Saved data entries
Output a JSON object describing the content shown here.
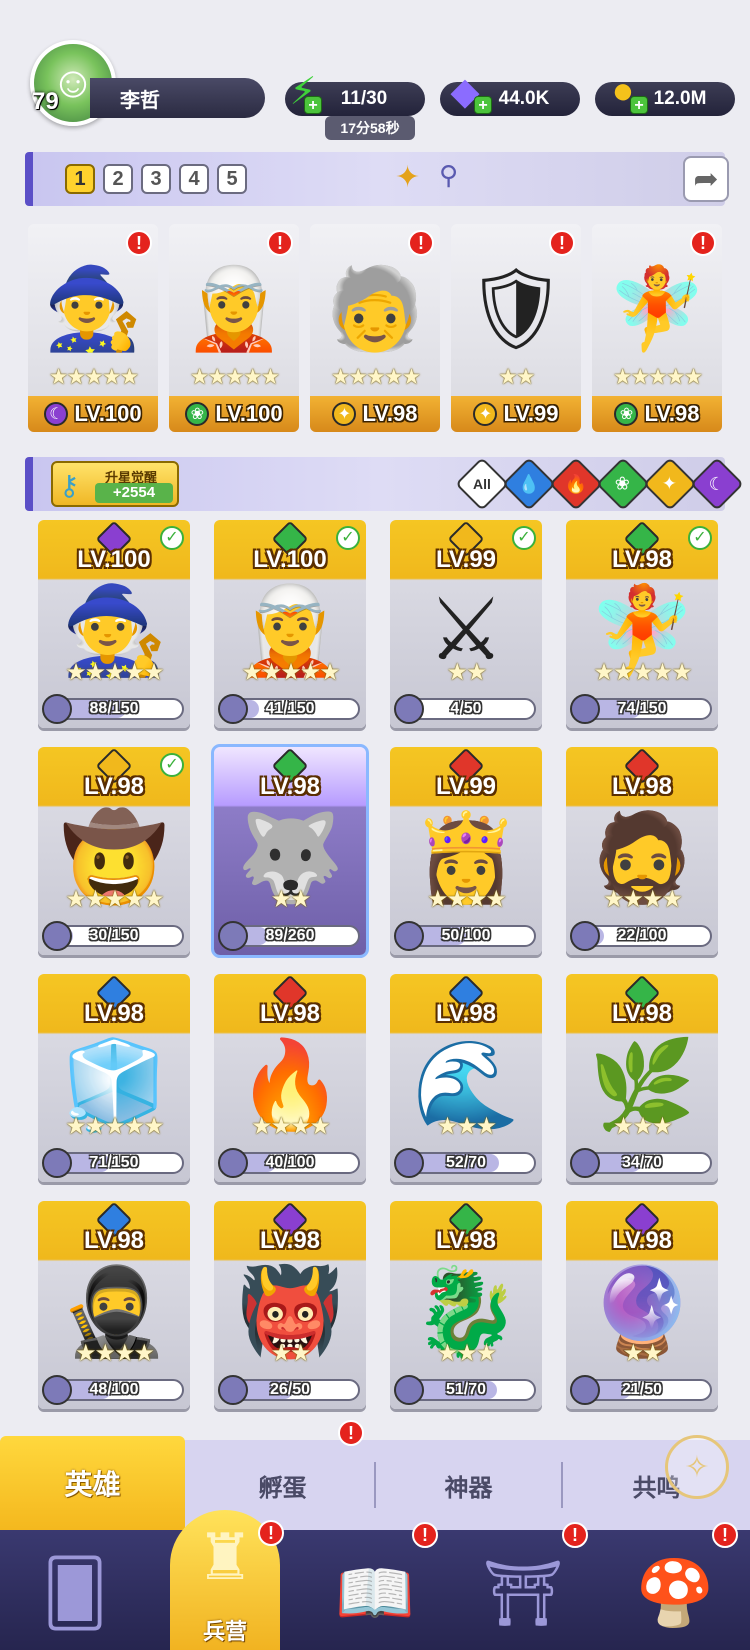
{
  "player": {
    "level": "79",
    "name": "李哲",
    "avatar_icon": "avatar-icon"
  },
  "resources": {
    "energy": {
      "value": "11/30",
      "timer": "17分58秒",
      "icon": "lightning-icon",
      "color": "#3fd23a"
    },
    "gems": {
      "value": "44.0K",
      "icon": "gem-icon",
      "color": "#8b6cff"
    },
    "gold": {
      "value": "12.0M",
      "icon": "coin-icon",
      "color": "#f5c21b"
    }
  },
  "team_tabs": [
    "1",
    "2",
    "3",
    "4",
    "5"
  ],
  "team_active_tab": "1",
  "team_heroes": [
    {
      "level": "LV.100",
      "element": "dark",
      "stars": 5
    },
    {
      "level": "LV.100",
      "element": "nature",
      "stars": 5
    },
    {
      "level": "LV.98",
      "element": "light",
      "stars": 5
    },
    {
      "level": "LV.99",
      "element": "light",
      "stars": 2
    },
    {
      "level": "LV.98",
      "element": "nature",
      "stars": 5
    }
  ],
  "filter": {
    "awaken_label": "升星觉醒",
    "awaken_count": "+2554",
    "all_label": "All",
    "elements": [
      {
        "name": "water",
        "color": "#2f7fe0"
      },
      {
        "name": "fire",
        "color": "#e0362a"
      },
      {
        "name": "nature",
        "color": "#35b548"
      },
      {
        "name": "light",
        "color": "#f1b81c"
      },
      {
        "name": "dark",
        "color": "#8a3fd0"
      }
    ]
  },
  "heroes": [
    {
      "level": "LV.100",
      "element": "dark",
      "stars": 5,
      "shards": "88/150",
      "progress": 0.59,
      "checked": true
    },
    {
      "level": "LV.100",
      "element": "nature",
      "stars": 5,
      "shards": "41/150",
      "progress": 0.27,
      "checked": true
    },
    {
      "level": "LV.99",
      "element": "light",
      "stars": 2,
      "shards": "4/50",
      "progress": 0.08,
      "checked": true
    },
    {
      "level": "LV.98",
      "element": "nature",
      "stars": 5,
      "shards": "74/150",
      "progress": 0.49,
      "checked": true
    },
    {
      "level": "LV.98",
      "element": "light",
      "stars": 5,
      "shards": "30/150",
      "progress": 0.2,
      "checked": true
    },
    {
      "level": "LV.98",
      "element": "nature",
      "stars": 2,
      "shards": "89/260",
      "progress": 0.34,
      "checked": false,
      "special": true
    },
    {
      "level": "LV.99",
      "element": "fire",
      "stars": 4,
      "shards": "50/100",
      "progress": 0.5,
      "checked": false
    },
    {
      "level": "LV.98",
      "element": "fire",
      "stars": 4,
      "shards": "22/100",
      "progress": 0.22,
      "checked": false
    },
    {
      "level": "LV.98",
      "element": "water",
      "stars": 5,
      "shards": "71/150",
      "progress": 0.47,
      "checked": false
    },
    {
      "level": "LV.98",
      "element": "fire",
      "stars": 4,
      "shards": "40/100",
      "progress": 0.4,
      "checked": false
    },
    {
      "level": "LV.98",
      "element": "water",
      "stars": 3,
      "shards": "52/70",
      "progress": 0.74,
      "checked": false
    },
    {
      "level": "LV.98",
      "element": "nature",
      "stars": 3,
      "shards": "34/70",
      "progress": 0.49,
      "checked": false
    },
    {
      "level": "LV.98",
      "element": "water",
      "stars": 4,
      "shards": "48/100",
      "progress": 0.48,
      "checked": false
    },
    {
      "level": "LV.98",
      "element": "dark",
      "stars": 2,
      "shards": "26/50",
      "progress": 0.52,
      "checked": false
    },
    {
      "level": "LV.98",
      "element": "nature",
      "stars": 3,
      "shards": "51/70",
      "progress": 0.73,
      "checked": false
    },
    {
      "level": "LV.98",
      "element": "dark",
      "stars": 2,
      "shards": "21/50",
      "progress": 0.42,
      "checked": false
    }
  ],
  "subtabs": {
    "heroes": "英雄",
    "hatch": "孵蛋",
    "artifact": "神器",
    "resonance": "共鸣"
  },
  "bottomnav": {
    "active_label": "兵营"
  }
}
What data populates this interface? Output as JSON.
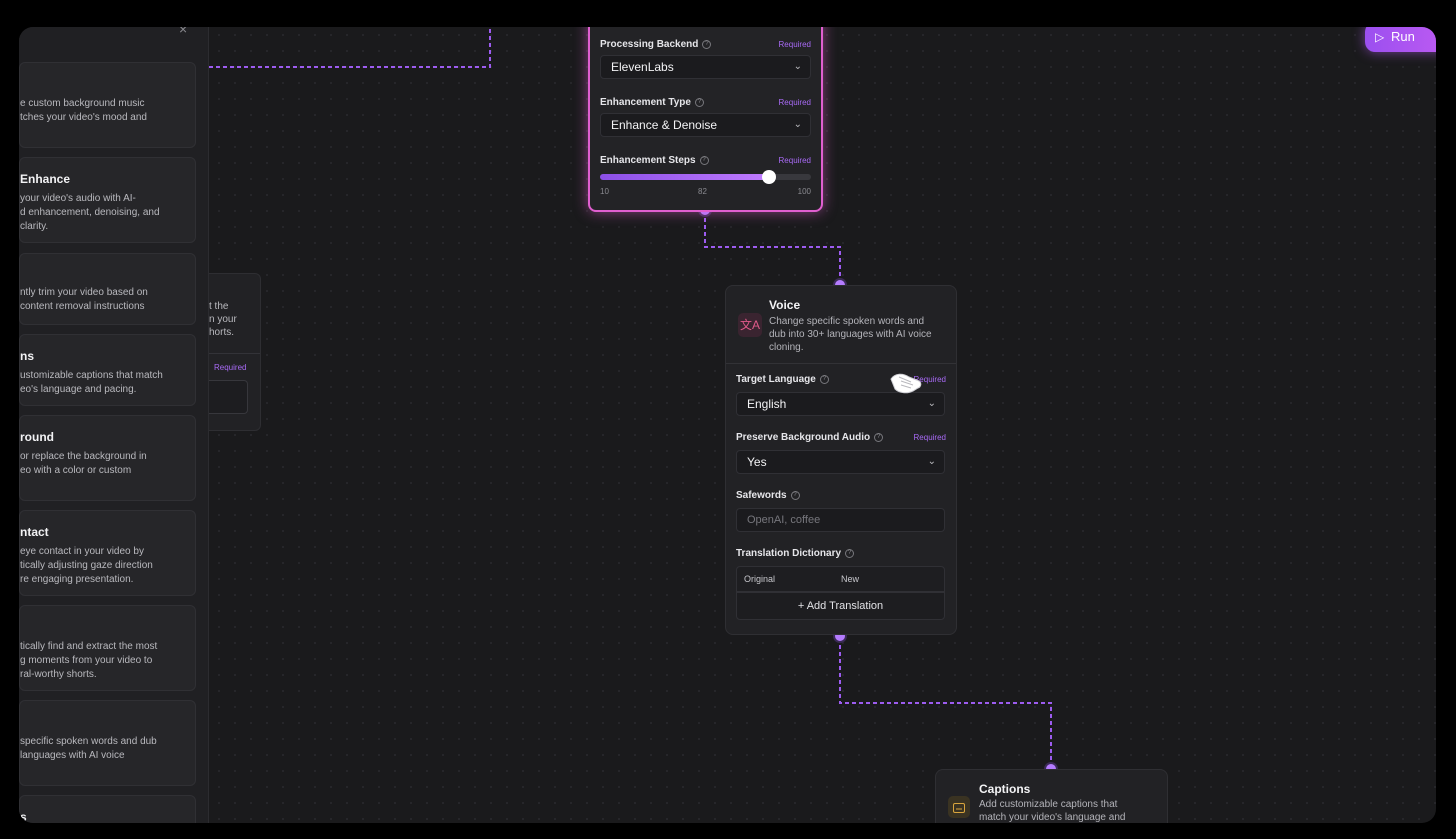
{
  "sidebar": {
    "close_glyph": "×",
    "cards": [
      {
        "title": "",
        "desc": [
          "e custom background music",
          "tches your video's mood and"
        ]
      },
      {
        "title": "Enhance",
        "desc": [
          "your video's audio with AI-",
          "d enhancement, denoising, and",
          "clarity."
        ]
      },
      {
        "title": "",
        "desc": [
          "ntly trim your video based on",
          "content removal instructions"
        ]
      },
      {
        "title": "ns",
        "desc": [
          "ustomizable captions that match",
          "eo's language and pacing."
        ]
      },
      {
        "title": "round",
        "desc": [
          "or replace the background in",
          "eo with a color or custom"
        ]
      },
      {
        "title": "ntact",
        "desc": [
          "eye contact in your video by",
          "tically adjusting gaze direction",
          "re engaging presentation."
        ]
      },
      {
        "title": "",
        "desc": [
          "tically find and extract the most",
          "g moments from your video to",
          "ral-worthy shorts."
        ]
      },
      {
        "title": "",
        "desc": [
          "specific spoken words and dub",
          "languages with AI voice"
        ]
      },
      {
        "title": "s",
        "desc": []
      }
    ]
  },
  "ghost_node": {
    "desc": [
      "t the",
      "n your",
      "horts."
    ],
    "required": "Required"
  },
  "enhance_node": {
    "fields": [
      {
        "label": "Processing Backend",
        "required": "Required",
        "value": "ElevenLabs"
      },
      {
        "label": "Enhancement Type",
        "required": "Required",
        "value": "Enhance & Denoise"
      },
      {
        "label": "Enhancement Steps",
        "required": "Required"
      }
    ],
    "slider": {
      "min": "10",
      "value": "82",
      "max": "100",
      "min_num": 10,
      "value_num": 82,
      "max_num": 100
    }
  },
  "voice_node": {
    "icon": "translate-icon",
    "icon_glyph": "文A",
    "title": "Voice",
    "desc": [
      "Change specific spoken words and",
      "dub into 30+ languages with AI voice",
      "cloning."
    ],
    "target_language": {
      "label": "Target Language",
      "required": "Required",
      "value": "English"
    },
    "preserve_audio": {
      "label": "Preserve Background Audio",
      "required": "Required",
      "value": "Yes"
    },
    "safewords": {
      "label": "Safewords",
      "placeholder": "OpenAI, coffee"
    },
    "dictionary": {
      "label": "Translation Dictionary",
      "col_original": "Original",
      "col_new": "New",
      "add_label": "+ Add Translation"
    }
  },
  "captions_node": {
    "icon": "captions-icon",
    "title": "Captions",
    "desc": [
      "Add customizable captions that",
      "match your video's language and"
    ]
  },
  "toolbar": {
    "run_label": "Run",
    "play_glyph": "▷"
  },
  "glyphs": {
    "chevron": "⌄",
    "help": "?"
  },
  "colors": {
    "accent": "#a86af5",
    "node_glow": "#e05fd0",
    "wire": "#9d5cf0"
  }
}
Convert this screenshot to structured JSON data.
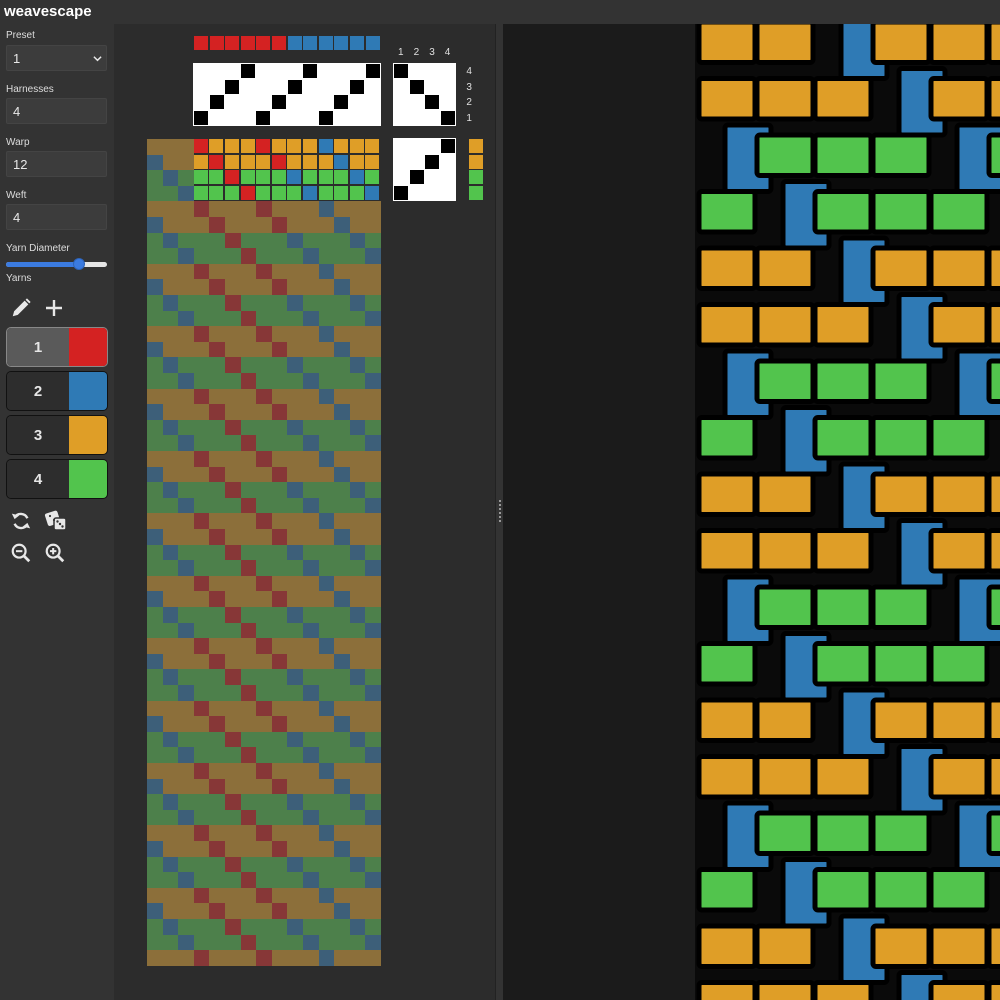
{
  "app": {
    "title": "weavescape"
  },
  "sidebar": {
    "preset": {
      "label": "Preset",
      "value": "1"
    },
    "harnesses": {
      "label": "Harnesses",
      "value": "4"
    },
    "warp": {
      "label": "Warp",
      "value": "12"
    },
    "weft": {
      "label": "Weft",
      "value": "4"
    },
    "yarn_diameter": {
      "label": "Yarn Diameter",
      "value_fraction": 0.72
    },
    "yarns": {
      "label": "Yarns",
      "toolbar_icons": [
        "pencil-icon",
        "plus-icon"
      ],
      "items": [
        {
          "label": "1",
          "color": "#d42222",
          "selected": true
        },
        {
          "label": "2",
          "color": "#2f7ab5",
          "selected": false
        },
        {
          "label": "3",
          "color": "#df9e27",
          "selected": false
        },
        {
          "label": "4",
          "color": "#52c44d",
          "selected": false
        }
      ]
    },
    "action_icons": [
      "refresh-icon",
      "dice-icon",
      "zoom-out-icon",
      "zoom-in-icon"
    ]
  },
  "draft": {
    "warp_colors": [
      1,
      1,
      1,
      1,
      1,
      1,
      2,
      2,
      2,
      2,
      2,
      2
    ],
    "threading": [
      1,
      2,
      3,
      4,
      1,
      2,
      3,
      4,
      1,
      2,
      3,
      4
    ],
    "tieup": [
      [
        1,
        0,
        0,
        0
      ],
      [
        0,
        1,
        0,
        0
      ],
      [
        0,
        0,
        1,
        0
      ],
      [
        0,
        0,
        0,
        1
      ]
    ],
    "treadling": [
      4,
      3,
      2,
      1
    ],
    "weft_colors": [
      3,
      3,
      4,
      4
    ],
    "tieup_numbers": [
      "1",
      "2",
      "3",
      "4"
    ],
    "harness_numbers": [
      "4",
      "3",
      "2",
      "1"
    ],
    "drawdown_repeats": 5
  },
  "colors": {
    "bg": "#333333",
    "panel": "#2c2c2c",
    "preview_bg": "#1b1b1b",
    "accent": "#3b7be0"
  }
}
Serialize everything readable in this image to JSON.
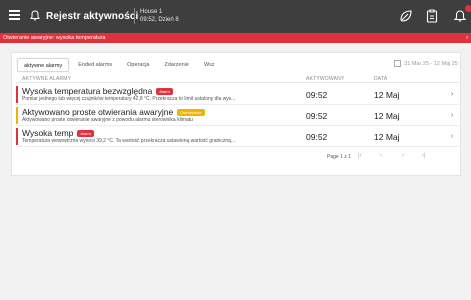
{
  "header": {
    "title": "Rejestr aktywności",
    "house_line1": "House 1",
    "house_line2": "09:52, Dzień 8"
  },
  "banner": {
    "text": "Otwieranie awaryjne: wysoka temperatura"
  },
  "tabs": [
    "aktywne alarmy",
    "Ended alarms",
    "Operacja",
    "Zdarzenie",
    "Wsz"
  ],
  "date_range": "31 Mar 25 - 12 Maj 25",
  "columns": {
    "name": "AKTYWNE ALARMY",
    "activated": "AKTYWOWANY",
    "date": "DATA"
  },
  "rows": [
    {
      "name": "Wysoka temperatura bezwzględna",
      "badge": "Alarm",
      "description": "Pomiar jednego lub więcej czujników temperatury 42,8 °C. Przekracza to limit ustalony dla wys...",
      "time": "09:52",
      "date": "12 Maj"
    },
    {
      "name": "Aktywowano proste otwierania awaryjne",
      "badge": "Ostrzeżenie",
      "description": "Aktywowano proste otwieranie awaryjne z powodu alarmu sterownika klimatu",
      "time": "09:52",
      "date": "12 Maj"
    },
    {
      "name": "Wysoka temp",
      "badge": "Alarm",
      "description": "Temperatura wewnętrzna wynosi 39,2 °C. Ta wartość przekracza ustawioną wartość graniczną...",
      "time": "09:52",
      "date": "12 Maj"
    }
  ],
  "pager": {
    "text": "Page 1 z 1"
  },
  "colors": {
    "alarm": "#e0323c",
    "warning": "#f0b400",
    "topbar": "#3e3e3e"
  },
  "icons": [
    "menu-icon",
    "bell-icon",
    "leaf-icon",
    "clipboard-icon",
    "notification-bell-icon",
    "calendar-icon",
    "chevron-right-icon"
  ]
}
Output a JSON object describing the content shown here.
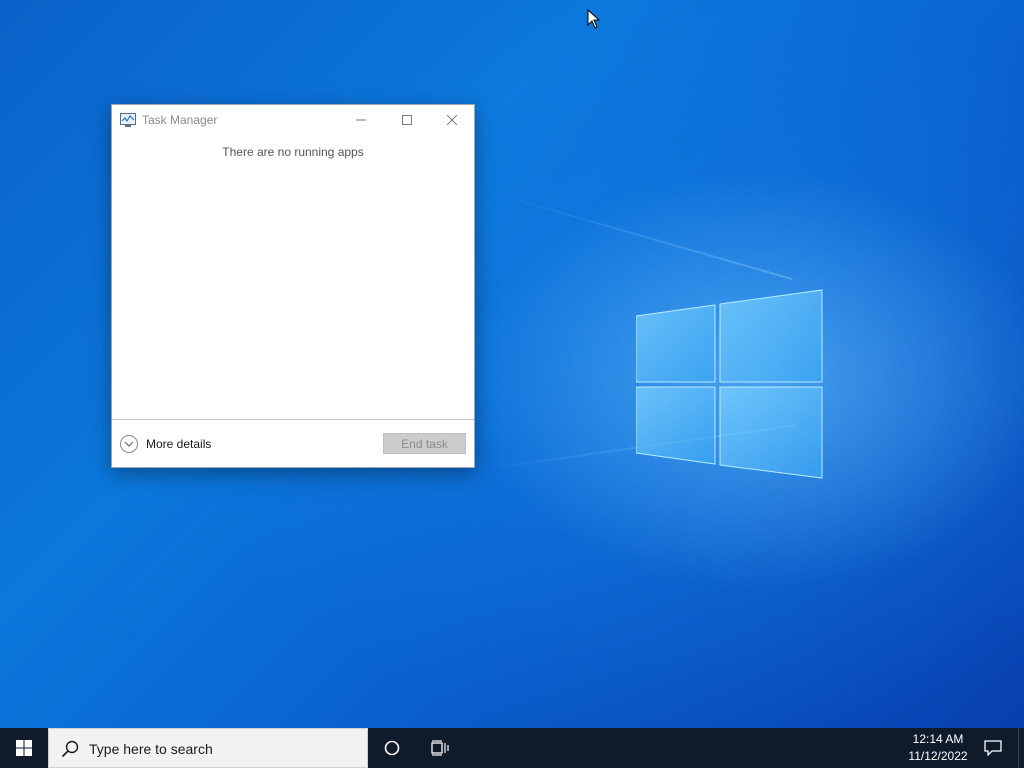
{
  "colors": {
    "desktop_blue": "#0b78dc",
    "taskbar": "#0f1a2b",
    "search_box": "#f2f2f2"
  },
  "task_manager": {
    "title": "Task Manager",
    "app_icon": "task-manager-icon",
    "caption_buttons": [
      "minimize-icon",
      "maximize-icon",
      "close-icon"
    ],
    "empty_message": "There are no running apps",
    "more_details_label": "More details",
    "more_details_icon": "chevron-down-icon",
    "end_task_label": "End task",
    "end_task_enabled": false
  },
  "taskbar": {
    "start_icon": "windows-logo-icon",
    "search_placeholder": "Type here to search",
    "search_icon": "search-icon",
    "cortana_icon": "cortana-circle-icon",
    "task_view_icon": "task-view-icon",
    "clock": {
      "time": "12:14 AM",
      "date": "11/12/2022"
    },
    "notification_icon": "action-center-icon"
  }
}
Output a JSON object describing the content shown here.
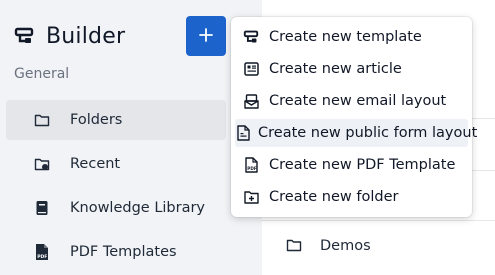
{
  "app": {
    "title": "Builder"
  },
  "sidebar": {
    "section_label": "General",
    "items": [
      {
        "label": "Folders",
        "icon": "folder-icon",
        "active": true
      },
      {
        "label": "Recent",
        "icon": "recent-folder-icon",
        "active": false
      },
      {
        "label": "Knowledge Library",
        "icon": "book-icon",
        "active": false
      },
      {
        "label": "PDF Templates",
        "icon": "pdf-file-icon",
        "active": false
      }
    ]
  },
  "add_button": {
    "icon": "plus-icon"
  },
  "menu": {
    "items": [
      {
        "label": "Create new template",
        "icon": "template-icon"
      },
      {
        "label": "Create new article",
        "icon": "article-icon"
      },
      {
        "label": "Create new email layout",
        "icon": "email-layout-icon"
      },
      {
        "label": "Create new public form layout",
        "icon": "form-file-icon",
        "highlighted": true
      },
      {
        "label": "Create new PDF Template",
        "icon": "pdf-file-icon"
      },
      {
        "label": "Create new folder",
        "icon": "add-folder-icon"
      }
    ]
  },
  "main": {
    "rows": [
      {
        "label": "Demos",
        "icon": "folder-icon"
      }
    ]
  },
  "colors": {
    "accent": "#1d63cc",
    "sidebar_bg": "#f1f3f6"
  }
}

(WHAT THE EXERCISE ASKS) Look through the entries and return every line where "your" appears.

(TASK SOLUTION)
          "tches your video's mood and"
          "your video's audio with AI-",
          "ntly trim your video based on",
          "eye contact in your video by",
          "g moments from your video to",
      "n your",
      "match your video's language and"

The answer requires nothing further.